Allseas’ Solitaire, the world’s largest pipelay vessel, has started to lay the Gulf of Finland section of the 1,224 kilometre Nord Stream natural gas pipeline in the Baltic Sea. Nord Stream’s Deputy Director Construction Ruurd Hoekstra and Leo D. Varkevisser, Allseas’ Vice President Projects and Operations, arrived on board the Solitaire to confirm that everything is on schedule and “all systems go” for the start of construction.
Before starting its journey to Russian waters, the Solitaire was adapted to Nord Stream’s requirements in Rotterdam, where each piece of equipment was thoroughly tested in port.
The Solitaire has taken up laying the pipeline 7.5 kilometres from the Russian landfall and will continue in a westerly direction through the Gulf of Finland to kilometre point (KP) 300. Afterwards, in January 2011, the pipelay vessel will move on to KP 350 and lay the pipeline back towards KP 300. The Solitaire will also lay the same section of the second string of the pipeline from May to September 2011. The dynamically-positioned Solitaire will operate without anchors in this congested part of the Baltic Sea known for its many historic mine lines.
The section of both strings of the pipeline between Russian landfall and KP 7.5 has already been laid by another pipelay vessel, Saipem’s Castoro Sei, which is currently laying the pipeline in Finnish waters in an easterly direction between KP 451 and KP 350.
This complex lay sequence was developed by Nord Stream and agreed with the Finnish and Russian authorities to meet environmental restrictions while making the construction vessels work as efficiently as possible.
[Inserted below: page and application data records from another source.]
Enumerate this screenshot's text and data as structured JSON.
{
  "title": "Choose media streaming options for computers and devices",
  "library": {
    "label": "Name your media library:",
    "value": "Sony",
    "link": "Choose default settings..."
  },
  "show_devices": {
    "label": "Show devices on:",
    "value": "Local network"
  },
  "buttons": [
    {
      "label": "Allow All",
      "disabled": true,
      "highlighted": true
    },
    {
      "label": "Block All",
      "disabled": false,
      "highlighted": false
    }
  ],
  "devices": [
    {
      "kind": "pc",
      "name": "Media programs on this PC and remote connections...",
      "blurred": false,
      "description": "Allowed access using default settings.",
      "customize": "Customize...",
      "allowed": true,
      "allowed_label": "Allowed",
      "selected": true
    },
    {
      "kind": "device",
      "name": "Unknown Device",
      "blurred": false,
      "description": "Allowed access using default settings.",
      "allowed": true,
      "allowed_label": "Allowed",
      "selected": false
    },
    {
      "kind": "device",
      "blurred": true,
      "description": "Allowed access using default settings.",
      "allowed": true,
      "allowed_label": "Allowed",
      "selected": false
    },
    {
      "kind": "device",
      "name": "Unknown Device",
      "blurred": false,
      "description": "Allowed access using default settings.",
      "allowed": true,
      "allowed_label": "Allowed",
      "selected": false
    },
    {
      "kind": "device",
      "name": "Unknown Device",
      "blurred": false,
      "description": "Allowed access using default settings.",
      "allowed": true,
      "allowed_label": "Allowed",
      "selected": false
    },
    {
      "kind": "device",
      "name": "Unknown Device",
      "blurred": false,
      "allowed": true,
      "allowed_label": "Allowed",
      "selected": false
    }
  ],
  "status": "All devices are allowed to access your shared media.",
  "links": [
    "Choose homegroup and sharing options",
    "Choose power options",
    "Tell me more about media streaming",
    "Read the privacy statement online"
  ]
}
To give just one example: there will be no construction works in the north-eastern part of the route in winter when it is covered by ice; this also ensures that breeding seals are not disturbed.
Construction of Nord Stream – the most advanced of the new pipelines that Europe will need to meet its future energy requirements – is progressing on schedule and according to plan. Over 250 kilometres of the first pipeline have already been laid in Swedish and Finnish waters. At the Russian landfall in Portovaya Bay, close to Vyborg, and at the German landfall at Lubmin, near Greifswald, both strings of the pipeline have already been constructed and pulled ashore.
When completed in 2012, both strings of the Nord Stream pipeline will be 1,224 kilometres long and comprise 202,000 concrete weight-coated steel pipes each weighing up to 23 tonnes. The Nord Stream Pipeline will transport 55 billion cubic metres (bcm) of natural gas a year to Europe, enough to supply more than 26 million European households.
Source: nord-stream, September 4, 2010